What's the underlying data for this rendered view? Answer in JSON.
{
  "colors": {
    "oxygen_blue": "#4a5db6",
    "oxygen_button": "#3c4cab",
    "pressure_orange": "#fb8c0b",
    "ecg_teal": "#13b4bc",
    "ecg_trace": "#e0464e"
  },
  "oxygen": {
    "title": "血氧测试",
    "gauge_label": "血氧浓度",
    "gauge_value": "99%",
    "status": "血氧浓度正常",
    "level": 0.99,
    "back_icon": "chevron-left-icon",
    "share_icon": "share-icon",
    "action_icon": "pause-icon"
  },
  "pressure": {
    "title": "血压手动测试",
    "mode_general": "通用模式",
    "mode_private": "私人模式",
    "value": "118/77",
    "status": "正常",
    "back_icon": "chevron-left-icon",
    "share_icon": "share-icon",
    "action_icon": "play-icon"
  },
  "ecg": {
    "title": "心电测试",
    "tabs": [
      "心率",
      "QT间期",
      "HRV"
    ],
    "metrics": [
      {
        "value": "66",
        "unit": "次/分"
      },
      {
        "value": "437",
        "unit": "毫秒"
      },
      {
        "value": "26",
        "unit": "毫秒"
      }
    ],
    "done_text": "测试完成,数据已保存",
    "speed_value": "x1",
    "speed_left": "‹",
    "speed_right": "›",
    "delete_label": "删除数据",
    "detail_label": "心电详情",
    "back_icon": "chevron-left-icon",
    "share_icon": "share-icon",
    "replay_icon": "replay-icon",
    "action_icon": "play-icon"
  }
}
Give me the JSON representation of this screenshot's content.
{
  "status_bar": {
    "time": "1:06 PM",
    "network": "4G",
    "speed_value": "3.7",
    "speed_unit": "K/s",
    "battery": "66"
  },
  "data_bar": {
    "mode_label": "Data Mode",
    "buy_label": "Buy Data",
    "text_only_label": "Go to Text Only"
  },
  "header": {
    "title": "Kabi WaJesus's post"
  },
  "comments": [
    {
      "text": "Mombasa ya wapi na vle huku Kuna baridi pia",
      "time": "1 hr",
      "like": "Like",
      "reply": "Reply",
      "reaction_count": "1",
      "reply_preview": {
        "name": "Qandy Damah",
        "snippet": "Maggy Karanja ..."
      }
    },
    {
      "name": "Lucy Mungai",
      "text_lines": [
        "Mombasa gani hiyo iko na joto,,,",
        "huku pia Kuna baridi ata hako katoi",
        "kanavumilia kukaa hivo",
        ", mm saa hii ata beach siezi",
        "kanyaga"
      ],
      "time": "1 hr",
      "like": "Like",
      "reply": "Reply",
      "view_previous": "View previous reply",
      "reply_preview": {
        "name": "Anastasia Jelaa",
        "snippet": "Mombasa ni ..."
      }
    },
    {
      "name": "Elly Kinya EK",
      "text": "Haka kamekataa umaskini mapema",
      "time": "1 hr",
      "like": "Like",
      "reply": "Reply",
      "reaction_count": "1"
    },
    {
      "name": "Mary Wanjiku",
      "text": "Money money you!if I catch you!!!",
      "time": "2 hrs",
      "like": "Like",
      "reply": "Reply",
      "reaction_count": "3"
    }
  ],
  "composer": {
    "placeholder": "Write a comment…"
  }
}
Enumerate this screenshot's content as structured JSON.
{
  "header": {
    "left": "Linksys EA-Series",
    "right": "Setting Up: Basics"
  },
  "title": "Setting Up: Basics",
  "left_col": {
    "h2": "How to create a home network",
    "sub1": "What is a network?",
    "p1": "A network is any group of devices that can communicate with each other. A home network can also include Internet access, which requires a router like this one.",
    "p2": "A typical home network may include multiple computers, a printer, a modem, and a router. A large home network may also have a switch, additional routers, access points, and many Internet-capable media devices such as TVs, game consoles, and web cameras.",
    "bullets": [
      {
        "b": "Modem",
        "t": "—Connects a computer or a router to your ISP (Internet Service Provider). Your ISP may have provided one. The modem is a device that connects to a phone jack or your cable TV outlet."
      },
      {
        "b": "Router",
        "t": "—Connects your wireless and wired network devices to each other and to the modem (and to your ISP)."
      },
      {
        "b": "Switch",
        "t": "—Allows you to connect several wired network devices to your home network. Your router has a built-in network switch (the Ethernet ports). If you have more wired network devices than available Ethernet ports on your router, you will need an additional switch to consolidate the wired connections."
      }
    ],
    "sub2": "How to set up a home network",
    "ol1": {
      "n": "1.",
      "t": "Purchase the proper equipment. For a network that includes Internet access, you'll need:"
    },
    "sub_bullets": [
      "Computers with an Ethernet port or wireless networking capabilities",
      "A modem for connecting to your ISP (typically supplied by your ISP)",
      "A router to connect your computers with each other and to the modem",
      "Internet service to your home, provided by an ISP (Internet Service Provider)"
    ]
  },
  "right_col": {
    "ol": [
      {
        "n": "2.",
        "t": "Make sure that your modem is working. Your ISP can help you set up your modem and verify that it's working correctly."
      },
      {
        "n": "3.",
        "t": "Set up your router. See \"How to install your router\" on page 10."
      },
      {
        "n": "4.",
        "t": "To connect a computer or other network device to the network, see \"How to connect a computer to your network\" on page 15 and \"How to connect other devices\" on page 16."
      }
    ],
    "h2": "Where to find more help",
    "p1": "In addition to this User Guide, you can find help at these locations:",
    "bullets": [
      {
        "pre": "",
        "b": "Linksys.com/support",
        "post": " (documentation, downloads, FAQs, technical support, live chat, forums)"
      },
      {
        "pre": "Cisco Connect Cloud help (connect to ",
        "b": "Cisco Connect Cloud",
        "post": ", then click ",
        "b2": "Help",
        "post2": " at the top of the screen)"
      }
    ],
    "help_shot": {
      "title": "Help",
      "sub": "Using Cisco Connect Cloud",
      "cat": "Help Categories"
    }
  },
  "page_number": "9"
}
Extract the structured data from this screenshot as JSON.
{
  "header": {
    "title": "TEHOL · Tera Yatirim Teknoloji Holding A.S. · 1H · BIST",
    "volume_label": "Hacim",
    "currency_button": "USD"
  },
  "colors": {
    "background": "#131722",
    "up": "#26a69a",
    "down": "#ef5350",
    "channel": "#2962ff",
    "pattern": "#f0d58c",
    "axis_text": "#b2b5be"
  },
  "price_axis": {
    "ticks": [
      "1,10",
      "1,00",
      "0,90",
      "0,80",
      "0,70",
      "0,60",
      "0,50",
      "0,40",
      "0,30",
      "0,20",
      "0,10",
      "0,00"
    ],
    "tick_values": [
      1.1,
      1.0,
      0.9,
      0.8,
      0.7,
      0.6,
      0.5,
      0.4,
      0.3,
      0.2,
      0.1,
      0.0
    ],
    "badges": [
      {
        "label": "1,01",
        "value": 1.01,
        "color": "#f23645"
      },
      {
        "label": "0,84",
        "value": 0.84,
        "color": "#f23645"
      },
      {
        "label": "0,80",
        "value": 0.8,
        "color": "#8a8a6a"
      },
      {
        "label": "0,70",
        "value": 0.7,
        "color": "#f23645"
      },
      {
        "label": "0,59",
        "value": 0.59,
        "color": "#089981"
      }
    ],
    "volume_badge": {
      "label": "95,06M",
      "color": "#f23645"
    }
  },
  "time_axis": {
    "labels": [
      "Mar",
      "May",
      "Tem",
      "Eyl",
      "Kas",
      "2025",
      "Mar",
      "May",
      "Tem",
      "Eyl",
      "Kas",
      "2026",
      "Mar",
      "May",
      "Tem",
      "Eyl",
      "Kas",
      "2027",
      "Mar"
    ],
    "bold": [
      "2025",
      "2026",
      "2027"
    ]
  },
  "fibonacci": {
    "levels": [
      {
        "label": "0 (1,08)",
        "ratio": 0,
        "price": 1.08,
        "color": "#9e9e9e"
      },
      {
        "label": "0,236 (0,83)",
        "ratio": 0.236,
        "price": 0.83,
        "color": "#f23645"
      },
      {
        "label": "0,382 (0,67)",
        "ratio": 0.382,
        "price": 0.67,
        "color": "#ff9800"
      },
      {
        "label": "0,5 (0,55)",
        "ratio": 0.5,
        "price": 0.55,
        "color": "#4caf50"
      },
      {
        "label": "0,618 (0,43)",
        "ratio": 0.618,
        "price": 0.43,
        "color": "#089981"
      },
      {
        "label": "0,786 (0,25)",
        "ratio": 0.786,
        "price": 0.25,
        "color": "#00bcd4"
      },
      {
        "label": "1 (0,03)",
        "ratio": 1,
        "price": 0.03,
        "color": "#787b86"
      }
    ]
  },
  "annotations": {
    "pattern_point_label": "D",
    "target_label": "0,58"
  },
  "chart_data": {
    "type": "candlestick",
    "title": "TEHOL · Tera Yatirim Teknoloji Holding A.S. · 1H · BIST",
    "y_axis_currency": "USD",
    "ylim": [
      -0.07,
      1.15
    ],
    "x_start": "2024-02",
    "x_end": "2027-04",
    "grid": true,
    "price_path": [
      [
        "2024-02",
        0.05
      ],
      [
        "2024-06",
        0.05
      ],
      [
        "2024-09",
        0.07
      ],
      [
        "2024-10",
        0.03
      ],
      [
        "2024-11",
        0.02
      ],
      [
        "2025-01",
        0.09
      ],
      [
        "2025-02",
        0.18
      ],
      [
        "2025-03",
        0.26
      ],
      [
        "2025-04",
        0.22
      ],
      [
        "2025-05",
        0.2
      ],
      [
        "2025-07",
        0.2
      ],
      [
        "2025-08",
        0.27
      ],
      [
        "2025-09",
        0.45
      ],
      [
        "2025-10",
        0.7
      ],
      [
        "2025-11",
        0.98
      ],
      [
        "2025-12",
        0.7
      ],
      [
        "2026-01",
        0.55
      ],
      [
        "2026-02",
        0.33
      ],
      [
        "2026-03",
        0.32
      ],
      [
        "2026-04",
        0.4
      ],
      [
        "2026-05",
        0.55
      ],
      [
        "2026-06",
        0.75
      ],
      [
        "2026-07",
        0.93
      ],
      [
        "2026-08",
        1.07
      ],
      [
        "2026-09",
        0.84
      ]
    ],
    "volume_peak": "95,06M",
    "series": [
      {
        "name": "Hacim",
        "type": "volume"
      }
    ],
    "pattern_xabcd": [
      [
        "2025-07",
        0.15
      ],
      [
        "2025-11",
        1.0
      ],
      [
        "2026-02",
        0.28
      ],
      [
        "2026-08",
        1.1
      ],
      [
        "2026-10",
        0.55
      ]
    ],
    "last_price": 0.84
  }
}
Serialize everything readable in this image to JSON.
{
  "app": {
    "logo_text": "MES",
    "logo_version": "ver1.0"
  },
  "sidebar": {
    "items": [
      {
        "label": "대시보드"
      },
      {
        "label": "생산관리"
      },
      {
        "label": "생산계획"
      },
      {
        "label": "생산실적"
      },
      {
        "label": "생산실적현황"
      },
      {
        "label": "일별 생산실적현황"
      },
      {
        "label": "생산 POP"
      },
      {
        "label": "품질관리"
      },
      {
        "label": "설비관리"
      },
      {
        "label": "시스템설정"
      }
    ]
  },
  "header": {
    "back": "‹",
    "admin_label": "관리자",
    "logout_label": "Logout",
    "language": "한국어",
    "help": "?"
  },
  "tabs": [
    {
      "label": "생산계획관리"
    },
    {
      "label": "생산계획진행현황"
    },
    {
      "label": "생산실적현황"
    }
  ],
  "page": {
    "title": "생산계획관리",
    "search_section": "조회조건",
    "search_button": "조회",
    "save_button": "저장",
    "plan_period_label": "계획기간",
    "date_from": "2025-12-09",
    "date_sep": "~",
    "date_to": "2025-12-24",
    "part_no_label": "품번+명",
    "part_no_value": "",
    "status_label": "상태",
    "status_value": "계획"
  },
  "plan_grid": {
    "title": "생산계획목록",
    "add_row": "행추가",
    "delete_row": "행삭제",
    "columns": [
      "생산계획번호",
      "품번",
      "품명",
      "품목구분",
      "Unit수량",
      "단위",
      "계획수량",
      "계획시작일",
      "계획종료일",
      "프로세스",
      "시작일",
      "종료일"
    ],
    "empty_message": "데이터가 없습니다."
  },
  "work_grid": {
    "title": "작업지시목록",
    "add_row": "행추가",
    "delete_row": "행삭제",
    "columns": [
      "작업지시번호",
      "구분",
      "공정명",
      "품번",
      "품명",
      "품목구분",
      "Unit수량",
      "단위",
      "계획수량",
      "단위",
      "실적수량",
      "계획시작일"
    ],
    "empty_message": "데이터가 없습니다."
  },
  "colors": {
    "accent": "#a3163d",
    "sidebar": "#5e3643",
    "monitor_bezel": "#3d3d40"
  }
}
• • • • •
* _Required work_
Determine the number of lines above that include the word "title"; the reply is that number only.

* _Answer to this problem_
11